◆ THE DATA ◆
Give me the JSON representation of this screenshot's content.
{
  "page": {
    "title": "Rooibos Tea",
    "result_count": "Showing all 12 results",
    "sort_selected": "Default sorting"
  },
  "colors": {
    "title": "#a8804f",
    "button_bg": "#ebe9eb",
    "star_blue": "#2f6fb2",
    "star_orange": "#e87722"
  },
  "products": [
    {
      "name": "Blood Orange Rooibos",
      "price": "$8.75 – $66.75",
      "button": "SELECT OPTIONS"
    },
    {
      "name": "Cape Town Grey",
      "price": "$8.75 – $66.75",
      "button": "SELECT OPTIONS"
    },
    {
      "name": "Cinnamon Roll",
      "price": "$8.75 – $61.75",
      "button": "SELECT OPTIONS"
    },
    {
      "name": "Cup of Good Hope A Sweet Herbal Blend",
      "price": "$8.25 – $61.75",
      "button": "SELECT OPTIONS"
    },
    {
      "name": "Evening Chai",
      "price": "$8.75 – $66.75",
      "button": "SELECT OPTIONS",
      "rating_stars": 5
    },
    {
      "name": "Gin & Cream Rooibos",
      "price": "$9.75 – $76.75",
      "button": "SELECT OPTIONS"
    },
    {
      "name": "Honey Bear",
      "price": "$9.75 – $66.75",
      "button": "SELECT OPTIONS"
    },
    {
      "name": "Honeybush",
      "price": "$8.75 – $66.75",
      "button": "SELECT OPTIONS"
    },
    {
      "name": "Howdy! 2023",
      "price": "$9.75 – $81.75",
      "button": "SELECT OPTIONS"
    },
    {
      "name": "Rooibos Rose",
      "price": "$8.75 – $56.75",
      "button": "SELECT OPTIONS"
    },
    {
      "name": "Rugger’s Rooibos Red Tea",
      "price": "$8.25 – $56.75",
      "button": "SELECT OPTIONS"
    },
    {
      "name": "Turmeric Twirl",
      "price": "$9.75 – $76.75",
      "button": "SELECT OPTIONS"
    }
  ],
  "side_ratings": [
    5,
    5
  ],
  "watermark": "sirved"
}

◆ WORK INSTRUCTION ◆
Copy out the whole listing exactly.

◆ SOLUTION ◆
Give me the JSON representation of this screenshot's content.
{
  "page": {
    "title": "Rooibos Tea",
    "result_count": "Showing all 12 results",
    "sort_selected": "Default sorting"
  },
  "colors": {
    "title": "#a8804f",
    "button_bg": "#ebe9eb",
    "star_blue": "#2f6fb2",
    "star_orange": "#e87722"
  },
  "products": [
    {
      "name": "Blood Orange Rooibos",
      "price": "$8.75 – $66.75",
      "button": "SELECT OPTIONS"
    },
    {
      "name": "Cape Town Grey",
      "price": "$8.75 – $66.75",
      "button": "SELECT OPTIONS"
    },
    {
      "name": "Cinnamon Roll",
      "price": "$8.75 – $61.75",
      "button": "SELECT OPTIONS"
    },
    {
      "name": "Cup of Good Hope A Sweet Herbal Blend",
      "price": "$8.25 – $61.75",
      "button": "SELECT OPTIONS"
    },
    {
      "name": "Evening Chai",
      "price": "$8.75 – $66.75",
      "button": "SELECT OPTIONS",
      "rating_stars": 5
    },
    {
      "name": "Gin & Cream Rooibos",
      "price": "$9.75 – $76.75",
      "button": "SELECT OPTIONS"
    },
    {
      "name": "Honey Bear",
      "price": "$9.75 – $66.75",
      "button": "SELECT OPTIONS"
    },
    {
      "name": "Honeybush",
      "price": "$8.75 – $66.75",
      "button": "SELECT OPTIONS"
    },
    {
      "name": "Howdy! 2023",
      "price": "$9.75 – $81.75",
      "button": "SELECT OPTIONS"
    },
    {
      "name": "Rooibos Rose",
      "price": "$8.75 – $56.75",
      "button": "SELECT OPTIONS"
    },
    {
      "name": "Rugger’s Rooibos Red Tea",
      "price": "$8.25 – $56.75",
      "button": "SELECT OPTIONS"
    },
    {
      "name": "Turmeric Twirl",
      "price": "$9.75 – $76.75",
      "button": "SELECT OPTIONS"
    }
  ],
  "side_ratings": [
    5,
    5
  ],
  "watermark": "sirved"
}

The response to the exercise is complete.